Using Reference Books

Although you don't usually cite reference materials such as dictionaries and encyclopedias they can 

  • help you narrow and focus your topic
  • define terms you are unsure about
  • provide background information
  • offer important facts and figures
  • lead you to other books and articles on your topic

Dictionary  - This resource defines selected words and terms, confirms spelling, definition and pronunciation, explains how words are used, and helps to locate synonyms and antonyms.

Subject Dictionary - These sources focus on the vocabulary of a subject or discipline. (The Penguin dictionary of science

Directory - This source gives contact information such as names, addresses, and telephone numbers.

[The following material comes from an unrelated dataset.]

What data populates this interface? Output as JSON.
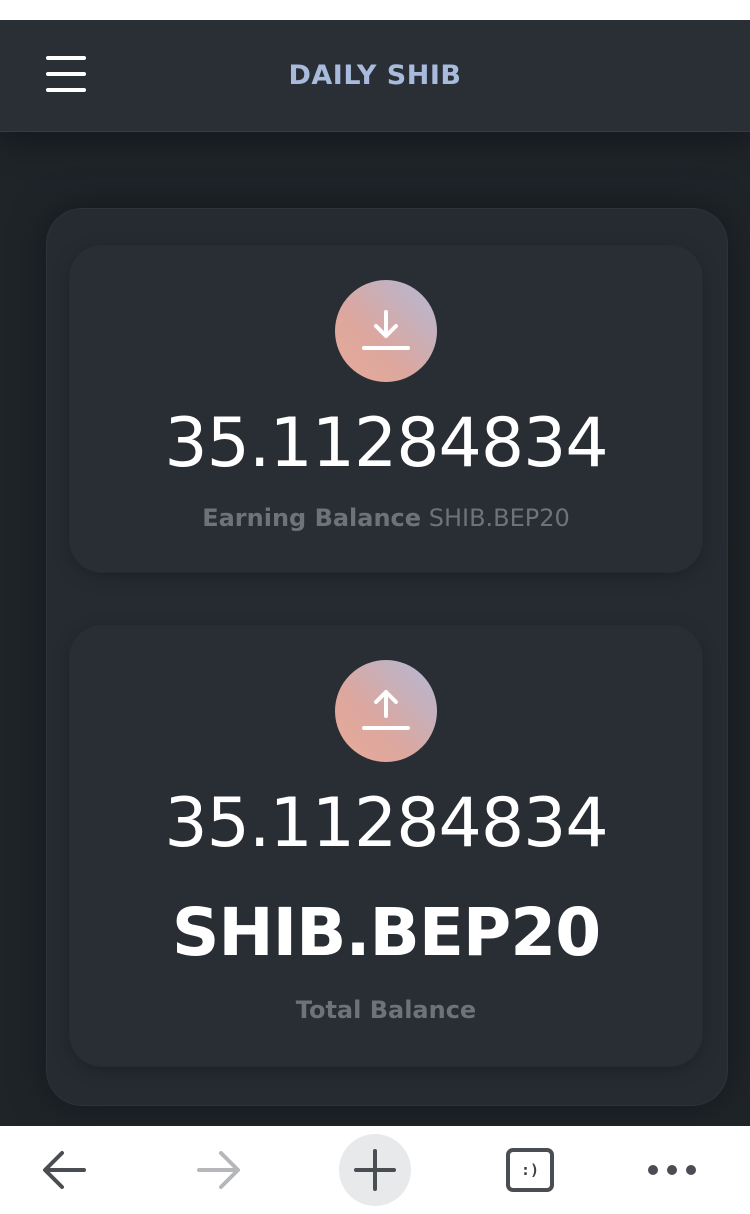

Encyclopedia (General) - These sets provide summaries of information and ideas in a comprehensive manner. They are useful for providing facts and obtaining a broad survey of a topic. (The encyclopedia Americana)

Subject Encyclopedia  - These sources contain articles on topics within a specific subject. (The encyclopedia of twentieth-century fiction)

Reference Sources

QUICK TIP!...Subject encyclopedias and other reference books are good for background reading on a topic to find out what the general consensus is and what research questions might be viable.

  • Find a selection of print sources available in the reference section on the Communications Header
  • Search the library catalog for reference books by typing "ref AND [your topic]" into the search box.
  • You may need to identify the broader subjects of which your topic is a part in order to find useful reference books (e.g., "music," "popular music," "popular culture," rather than "hip-hop.")

Some Popular Online Reference Collections